Year: 2005  |  Volume: 1  |  Issue: 1  |  Page No.: 8 - 14

Pathophysiology of Coronary Artery Flow During Extracorporeal Circulation (ECC), Myocardial Ischemia and Mechanical Aortic Valve Replacement - An Experimental Study

Mirella Scherer, MD, M D. Ulf Abdel-Rahman, MD. Omer Dzermali, MD. Farhad Bakhtiary, 1Hans Ackermann, MD. Anton Moritz and MD. Peter Kleine

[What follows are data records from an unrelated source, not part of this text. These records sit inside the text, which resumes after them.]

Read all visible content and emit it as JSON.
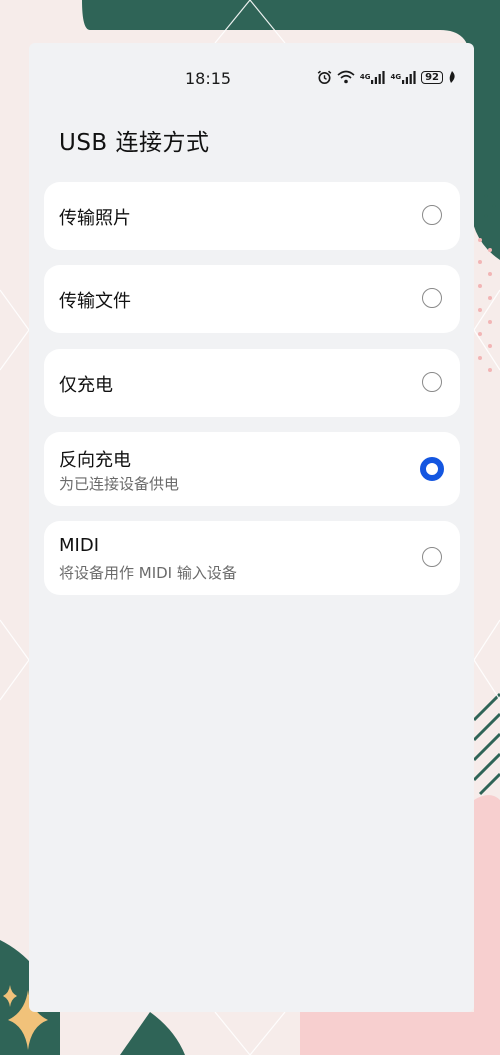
{
  "status_bar": {
    "time": "18:15",
    "network_1": "4G",
    "network_2": "4G",
    "battery": "92",
    "icons": [
      "alarm-icon",
      "wifi-icon",
      "signal-icon",
      "signal-icon",
      "battery-icon",
      "leaf-icon"
    ]
  },
  "page": {
    "title": "USB 连接方式"
  },
  "options": [
    {
      "label": "传输照片",
      "sublabel": "",
      "selected": false
    },
    {
      "label": "传输文件",
      "sublabel": "",
      "selected": false
    },
    {
      "label": "仅充电",
      "sublabel": "",
      "selected": false
    },
    {
      "label": "反向充电",
      "sublabel": "为已连接设备供电",
      "selected": true
    },
    {
      "label": "MIDI",
      "sublabel": "将设备用作 MIDI 输入设备",
      "selected": false
    }
  ],
  "colors": {
    "accent": "#1456e0",
    "panel_bg": "#f1f2f4",
    "card_bg": "#ffffff",
    "wallpaper_green": "#2f6457",
    "wallpaper_pink": "#f7cfcf"
  }
}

In a pilot study it was demonstrated that coronary flow increases immediately following aortic valve replacement. The present study investigates the impact of extracorporeal circulation (ECC), administration of cardioplegia and myocardial ischemia on these changes. In six pigs LAD flow was measured using a perivascular ultrasound Doppler. ECC was established, the ascending aorta was crossclamped and antegrade St. Thomas cristalloid cardioplegia was repeatedly administered. After a period of 60 minutes the aortic crossclamp was released. Following reperfusion for 30 minutes ECC was stopped under stable hemodynamic conditions. LAD flow was then repeatedly measured at normal and high cardiac output (CO). The results were compared to previous findings investigating the impact of mechanical aortic valve replacement on LAD flow in an identical setup. Preoperative coronary flow rates were 23.8"1.3 ml/min. Postoperatively LAD flow increased to 80.3"1.7 ml/min (p<0.001). With rise of CO from 4.2"0.4 l/min to 5.9"0.3 l/min LAD flow was even higher (125.3"9.7 ml/min). This flow rate was not reached by any mechanical aortic valve with the closest results for Medtronic Hall and ADVANTAGE valve substitutes in their optimum orientation. Myocardial ischemia, administration of blood cardioplegia and ECC led to a significant rise of coronary flow. This Acoronary [email protected] was not reached by any mechanical aortic valve substitute, but Medtronic Hall and Advantage valves were closer than the St. Jude Medical bileaflet valve.